Atom-based netbooks entrenched
Pineda acknowledged that Qualcomm faces a challenge because netbooks powered by Atom are already widely available and popular. The product category, which offers razor thin margins because of its low price, is nevertheless hot right now. Market research firm Gartner Inc. projects that shipments of mini-notebooksincluding netbookswill increase to 21 million units this year from 11.7 million units in 2008even as overall PC shipments decline 12 percent.
Pinneda calls Snapdragon a game changer. He and other Qualcomm executives say Snapdragon will define the netbook category by enabling devices that are always on and always connected to a 3G network, similar to the way consumers enjoy a smartphone.
Asked about the lack of Windows XP support, Pineda said this new always on, always connected user experience will ultimately be more relevant than what operating system is used.
Over time, improvements in Google Android and other environments are expected to reduce the software barrier.
"I saw a lot of effort in mobile Linux at the Mobile World Congress this year," said IDC's Morales. "ARM will gain traction as Linux takes off," he added.
Morales said vendors with ARM-based devices are typically selling parts that integrate much of the silicon needed for a netbook for 15 percent less than Intel gets for Atom.

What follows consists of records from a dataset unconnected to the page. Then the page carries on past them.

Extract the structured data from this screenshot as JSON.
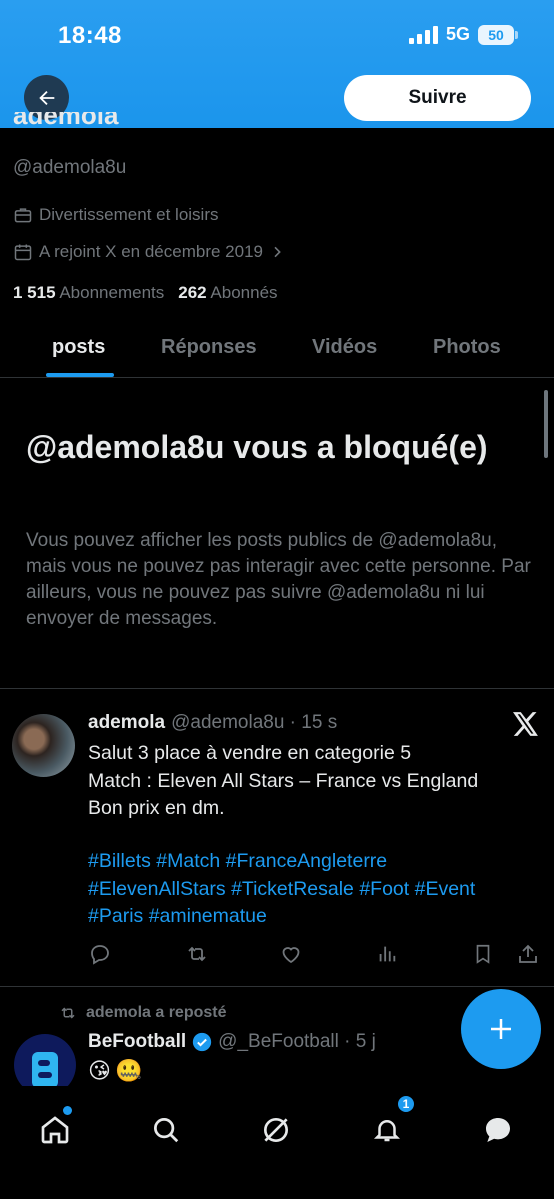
{
  "status": {
    "time": "18:48",
    "network": "5G",
    "battery": "50"
  },
  "header": {
    "follow_label": "Suivre"
  },
  "profile": {
    "name": "ademola",
    "handle": "@ademola8u",
    "category": "Divertissement et loisirs",
    "joined": "A rejoint X en décembre 2019",
    "following_count": "1 515",
    "following_label": "Abonnements",
    "followers_count": "262",
    "followers_label": "Abonnés"
  },
  "tabs": [
    {
      "label": "posts",
      "active": true
    },
    {
      "label": "Réponses",
      "active": false
    },
    {
      "label": "Vidéos",
      "active": false
    },
    {
      "label": "Photos",
      "active": false
    }
  ],
  "blocked": {
    "title": "@ademola8u vous a bloqué(e)",
    "body": "Vous pouvez afficher les posts publics de @ademola8u, mais vous ne pouvez pas interagir avec cette personne. Par ailleurs, vous ne pouvez pas suivre @ademola8u ni lui envoyer de messages."
  },
  "post": {
    "name": "ademola",
    "handle_time": "@ademola8u · 15 s",
    "lines": [
      "Salut 3 place à vendre en categorie 5",
      "Match : Eleven All Stars – France vs England",
      "Bon prix en dm."
    ],
    "hashtag_lines": [
      "#Billets #Match #FranceAngleterre",
      "#ElevenAllStars #TicketResale #Foot #Event",
      "#Paris #aminematue"
    ]
  },
  "repost": {
    "label": "ademola a reposté",
    "name": "BeFootball",
    "handle_time": "@_BeFootball · 5 j",
    "emojis": [
      "😘",
      "🤐"
    ]
  },
  "nav": {
    "notifications_badge": "1"
  },
  "colors": {
    "accent": "#1d9bf0",
    "muted": "#71767b",
    "text": "#e7e9ea",
    "bg": "#000000"
  }
}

"Netbooks are just not a good semiconductor opportunity, even the PC guys don't like them despite the fact they represent incremental volume," Morales said. "You need to create a high end of this low-end market to make it a more interesting opportunity."
In January, Robert Castellano, president of The Information Network, issued a report suggesting that Intel's fourth quarter 2008 numbers were hurt by the success of netbooks because Atom cost about $200 less than Intel's more expensive Penryn devices for notebooks. Castellano and others have suggested that netbooks cannibalize the market for more expensive notebooks.
Qualcomm's original 1-GHz Snapdragon has been in production since last year. The company in November announced a dual-core 1.5-GHz Snapdragon chipset, which Pineda said will begin sampling in the second half of this year.
Freescale in January introduced an i.MX51 system-on-chip that sells for less than $20, including a separate power management chip and a Linux software stack, said to enable a sub-$200 netbook. TI's OMAP 4 platform is marketed for smartphones and mobile internet devices, but a spokesperson said that could also apply to netbooks, depending on how the term is defined. The platform is capable of supporting netbooks, the spokesperson said.
Europe is generating much of the netbook demand today, in part from telecom service providers selling the devices like cellphones at relatively low prices with an Internet service contract, Morales said.